Reader may have been wondering where the album title comes from. Collie has an interest in astronomy and the title “384,400” refers to the distance in kilometres from the Earth to the Moon. The “Reminiscent” album includes the composition “Hubble 30”, written in 2020 to celebrate the 30th anniversary of the famous telescope. A band version of that tune was performed by the Panoply Trio at Brecon in 2022.
In keeping with the lunar theme “384,400” commences with Collie playing solo piano and performing the theme from Claude Debussy’s “Clair de Lune” in a rubato style. He subsequently uses Debussy’s theme as the starting point for the contrafact that becomes “384,400”, as he changes the time and key signatures, adds jazzier chords and a newly composed melody. The essential beauty remains in a ballad like arrangement that sees Manzin adopting a softer tone on tenor and Collie delivering some of his most lyrical playing at the piano. Carrasco largely plays with brushes and delivers a subtle and nuanced performance behind the kit. Lenner-Webster is featured for the first time with a melodic bass solo.
Written at the appropriate time of year “Solstice D’Ete” continues the astronomical theme. Melody and lyricism are again key components in a piece that embraces a suitably sunny and summery feel. Lenner-Webster takes the first solo on bass, a nimble offering followed by Manzin’s more expansive and probing tenor sax soloing. Collie follows on piano, before Manzin returns once more.
“Brecon Blues” was written by Collie to commemorate his involvement with the 2020 Brecon Jazz Festival. Naturally it was then played by the Panoply Trio at the 2022 Festival. A genuine blues the tune lends itself well to the quartet format, with the impressive Manzin delivering the first solo. Collie produces his most rumbustious soloing of the set, propelled by the busy rhythm section. Both Lenner- Webster and Carrasco are then featured as soloists on one of the album’s most dynamic and energetic pieces.
“August” is a companion piece to “Brecon Blues”, named for the month in which the Brecon Jazz Festival takes place, while also referencing Collie’s own birth date of August 22nd. Like its companion it has a celebratory feel and is an upbeat Latin inflected number that includes solos from the composer on piano and Manzin on tenor.
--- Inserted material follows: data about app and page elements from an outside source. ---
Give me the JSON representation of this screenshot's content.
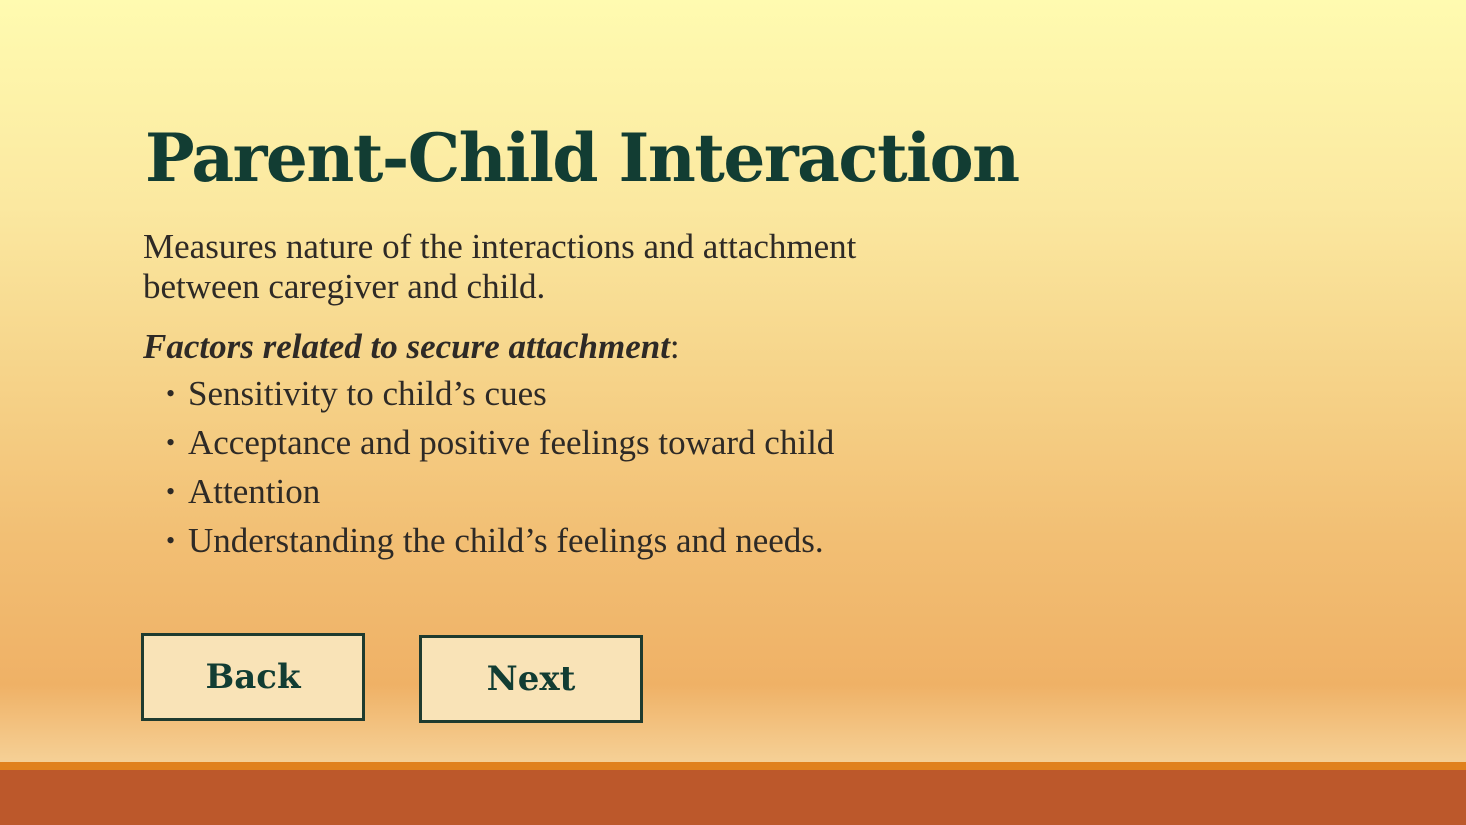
{
  "slide": {
    "title": "Parent-Child Interaction",
    "intro": "Measures nature of the interactions and attachment  between caregiver and child.",
    "factors_lead": "Factors related to secure attachment",
    "factors_colon": ":",
    "bullet_symbol": "•",
    "bullets": [
      "Sensitivity to child’s cues",
      "Acceptance and positive feelings toward child",
      "Attention",
      "Understanding the child’s feelings and needs."
    ]
  },
  "nav": {
    "back_label": "Back",
    "next_label": "Next"
  },
  "colors": {
    "title": "#123d33",
    "button_fill": "#f9e3b7",
    "footer_accent": "#e0811d",
    "footer_bar": "#bc582b"
  }
}
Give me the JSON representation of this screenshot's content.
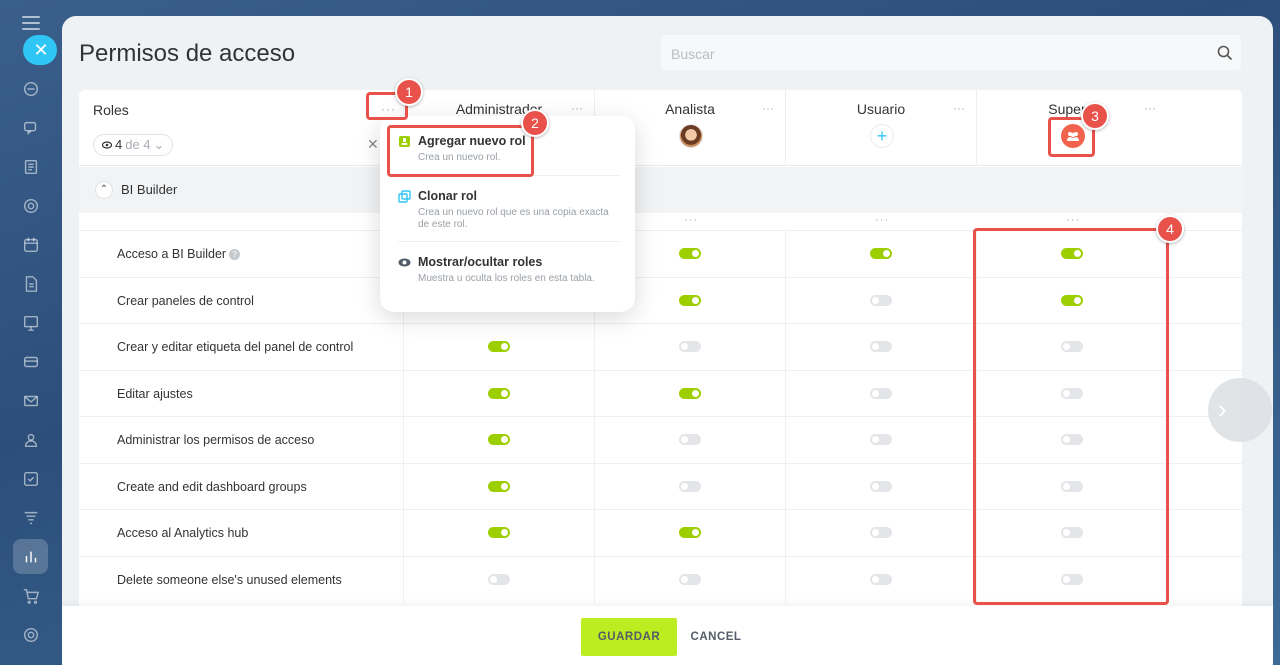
{
  "title": "Permisos de acceso",
  "search": {
    "placeholder": "Buscar"
  },
  "roles": {
    "label": "Roles",
    "counter_current": "4",
    "counter_rest": "de 4"
  },
  "columns": [
    {
      "name": "Administrador"
    },
    {
      "name": "Analista"
    },
    {
      "name": "Usuario"
    },
    {
      "name": "Supervi"
    }
  ],
  "section": {
    "label": "BI Builder"
  },
  "rows": [
    {
      "label": "Acceso a BI Builder",
      "toggles": [
        null,
        true,
        true,
        true
      ]
    },
    {
      "label": "Crear paneles de control",
      "toggles": [
        null,
        true,
        false,
        true
      ]
    },
    {
      "label": "Crear y editar etiqueta del panel de control",
      "toggles": [
        true,
        false,
        false,
        false
      ]
    },
    {
      "label": "Editar ajustes",
      "toggles": [
        true,
        true,
        false,
        false
      ]
    },
    {
      "label": "Administrar los permisos de acceso",
      "toggles": [
        true,
        false,
        false,
        false
      ]
    },
    {
      "label": "Create and edit dashboard groups",
      "toggles": [
        true,
        false,
        false,
        false
      ]
    },
    {
      "label": "Acceso al Analytics hub",
      "toggles": [
        true,
        true,
        false,
        false
      ]
    },
    {
      "label": "Delete someone else's unused elements",
      "toggles": [
        false,
        false,
        false,
        false
      ]
    }
  ],
  "menu": {
    "items": [
      {
        "title": "Agregar nuevo rol",
        "desc": "Crea un nuevo rol."
      },
      {
        "title": "Clonar rol",
        "desc": "Crea un nuevo rol que es una copia exacta de este rol."
      },
      {
        "title": "Mostrar/ocultar roles",
        "desc": "Muestra u oculta los roles en esta tabla."
      }
    ]
  },
  "footer": {
    "save": "GUARDAR",
    "cancel": "CANCEL"
  },
  "annotations": [
    "1",
    "2",
    "3",
    "4"
  ],
  "colors": {
    "accent": "#bbed21",
    "toggle_on": "#9dcf00",
    "highlight": "#e8524a",
    "link": "#2fc6f6"
  }
}
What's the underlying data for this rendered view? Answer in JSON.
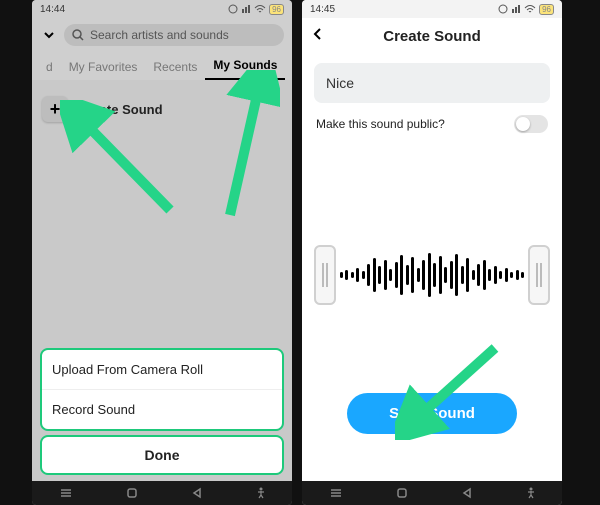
{
  "left": {
    "status": {
      "time": "14:44",
      "battery": "96"
    },
    "search_placeholder": "Search artists and sounds",
    "tabs": {
      "d": "d",
      "fav": "My Favorites",
      "recents": "Recents",
      "mysounds": "My Sounds"
    },
    "create_label": "Create Sound",
    "sheet": {
      "upload": "Upload From Camera Roll",
      "record": "Record Sound",
      "done": "Done"
    }
  },
  "right": {
    "status": {
      "time": "14:45",
      "battery": "96"
    },
    "title": "Create Sound",
    "sound_name": "Nice",
    "public_label": "Make this sound public?",
    "save_label": "Save Sound"
  }
}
A solo piano version of this composition graces the “Reminiscent” album.
The album concludes with a thoughtful and lyrical solo piano performance of Michel Legrand’s “What Are You Doing The Rest Of Your Life?”, a neat link to the earlier “Reminiscent” release.
Although not quite as distinctive as the solo piano recording “384,400” represents another very worthwhile release from Collie. Once again he demonstrates his abilities as a composer with a set of highly melodic themes that represent good vehicles for the soloists, particularly Collie and the impressive Manzin. Lenner-Webster and Carrasco represent a flexible and intelligent rhythm team and their playing is right on the money throughout, offering excellent support to the frontline soloists whilst also making the most of their own opportunities.
Having enjoyed seeing Collie performing as the leader of a piano trio I’d welcome the opportunity of seeing him leading this excellent quartet.
“384,400” is available via Collie’s website;
blog comments powered by Disqus